● **EXERCISE AIM**: Each entry is to be retyped exactly as it stands.

● **RECORDS FOR THE TASK**:

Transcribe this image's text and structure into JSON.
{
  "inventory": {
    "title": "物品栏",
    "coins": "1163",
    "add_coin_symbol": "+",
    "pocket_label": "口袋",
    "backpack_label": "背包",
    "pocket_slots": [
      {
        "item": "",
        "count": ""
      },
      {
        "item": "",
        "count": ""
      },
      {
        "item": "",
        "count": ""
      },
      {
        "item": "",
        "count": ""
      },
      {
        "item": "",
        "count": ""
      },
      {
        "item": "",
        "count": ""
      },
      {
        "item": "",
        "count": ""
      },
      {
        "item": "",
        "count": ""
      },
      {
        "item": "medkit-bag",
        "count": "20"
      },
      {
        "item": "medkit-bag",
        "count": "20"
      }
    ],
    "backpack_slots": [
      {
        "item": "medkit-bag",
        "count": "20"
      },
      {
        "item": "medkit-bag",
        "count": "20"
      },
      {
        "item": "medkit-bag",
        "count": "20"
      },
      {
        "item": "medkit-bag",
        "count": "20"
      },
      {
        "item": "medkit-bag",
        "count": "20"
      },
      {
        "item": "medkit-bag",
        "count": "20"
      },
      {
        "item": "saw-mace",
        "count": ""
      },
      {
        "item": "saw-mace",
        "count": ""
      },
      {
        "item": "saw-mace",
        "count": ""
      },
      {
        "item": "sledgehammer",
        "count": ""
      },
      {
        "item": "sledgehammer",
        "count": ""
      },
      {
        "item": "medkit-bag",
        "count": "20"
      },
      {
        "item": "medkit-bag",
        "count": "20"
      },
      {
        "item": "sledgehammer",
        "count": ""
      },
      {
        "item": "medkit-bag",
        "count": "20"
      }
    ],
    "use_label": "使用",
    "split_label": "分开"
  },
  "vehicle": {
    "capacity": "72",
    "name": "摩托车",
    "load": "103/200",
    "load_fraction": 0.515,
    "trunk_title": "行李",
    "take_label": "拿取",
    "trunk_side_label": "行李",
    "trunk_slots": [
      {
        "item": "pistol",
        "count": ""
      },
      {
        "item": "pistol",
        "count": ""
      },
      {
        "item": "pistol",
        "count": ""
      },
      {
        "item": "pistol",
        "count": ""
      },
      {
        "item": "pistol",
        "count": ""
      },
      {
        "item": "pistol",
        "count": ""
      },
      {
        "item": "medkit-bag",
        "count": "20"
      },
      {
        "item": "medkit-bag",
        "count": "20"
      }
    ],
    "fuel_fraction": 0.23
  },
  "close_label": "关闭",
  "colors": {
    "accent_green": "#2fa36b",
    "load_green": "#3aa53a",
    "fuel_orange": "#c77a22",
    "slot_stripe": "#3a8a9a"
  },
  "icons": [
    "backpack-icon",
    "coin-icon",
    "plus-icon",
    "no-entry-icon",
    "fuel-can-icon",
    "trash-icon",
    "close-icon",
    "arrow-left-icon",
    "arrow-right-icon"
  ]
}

● **YOUR SOLUTION**:
Transcribe this image's text and structure into JSON.
{
  "inventory": {
    "title": "物品栏",
    "coins": "1163",
    "add_coin_symbol": "+",
    "pocket_label": "口袋",
    "backpack_label": "背包",
    "pocket_slots": [
      {
        "item": "",
        "count": ""
      },
      {
        "item": "",
        "count": ""
      },
      {
        "item": "",
        "count": ""
      },
      {
        "item": "",
        "count": ""
      },
      {
        "item": "",
        "count": ""
      },
      {
        "item": "",
        "count": ""
      },
      {
        "item": "",
        "count": ""
      },
      {
        "item": "",
        "count": ""
      },
      {
        "item": "medkit-bag",
        "count": "20"
      },
      {
        "item": "medkit-bag",
        "count": "20"
      }
    ],
    "backpack_slots": [
      {
        "item": "medkit-bag",
        "count": "20"
      },
      {
        "item": "medkit-bag",
        "count": "20"
      },
      {
        "item": "medkit-bag",
        "count": "20"
      },
      {
        "item": "medkit-bag",
        "count": "20"
      },
      {
        "item": "medkit-bag",
        "count": "20"
      },
      {
        "item": "medkit-bag",
        "count": "20"
      },
      {
        "item": "saw-mace",
        "count": ""
      },
      {
        "item": "saw-mace",
        "count": ""
      },
      {
        "item": "saw-mace",
        "count": ""
      },
      {
        "item": "sledgehammer",
        "count": ""
      },
      {
        "item": "sledgehammer",
        "count": ""
      },
      {
        "item": "medkit-bag",
        "count": "20"
      },
      {
        "item": "medkit-bag",
        "count": "20"
      },
      {
        "item": "sledgehammer",
        "count": ""
      },
      {
        "item": "medkit-bag",
        "count": "20"
      }
    ],
    "use_label": "使用",
    "split_label": "分开"
  },
  "vehicle": {
    "capacity": "72",
    "name": "摩托车",
    "load": "103/200",
    "load_fraction": 0.515,
    "trunk_title": "行李",
    "take_label": "拿取",
    "trunk_side_label": "行李",
    "trunk_slots": [
      {
        "item": "pistol",
        "count": ""
      },
      {
        "item": "pistol",
        "count": ""
      },
      {
        "item": "pistol",
        "count": ""
      },
      {
        "item": "pistol",
        "count": ""
      },
      {
        "item": "pistol",
        "count": ""
      },
      {
        "item": "pistol",
        "count": ""
      },
      {
        "item": "medkit-bag",
        "count": "20"
      },
      {
        "item": "medkit-bag",
        "count": "20"
      }
    ],
    "fuel_fraction": 0.23
  },
  "close_label": "关闭",
  "colors": {
    "accent_green": "#2fa36b",
    "load_green": "#3aa53a",
    "fuel_orange": "#c77a22",
    "slot_stripe": "#3a8a9a"
  },
  "icons": [
    "backpack-icon",
    "coin-icon",
    "plus-icon",
    "no-entry-icon",
    "fuel-can-icon",
    "trash-icon",
    "close-icon",
    "arrow-left-icon",
    "arrow-right-icon"
  ]
}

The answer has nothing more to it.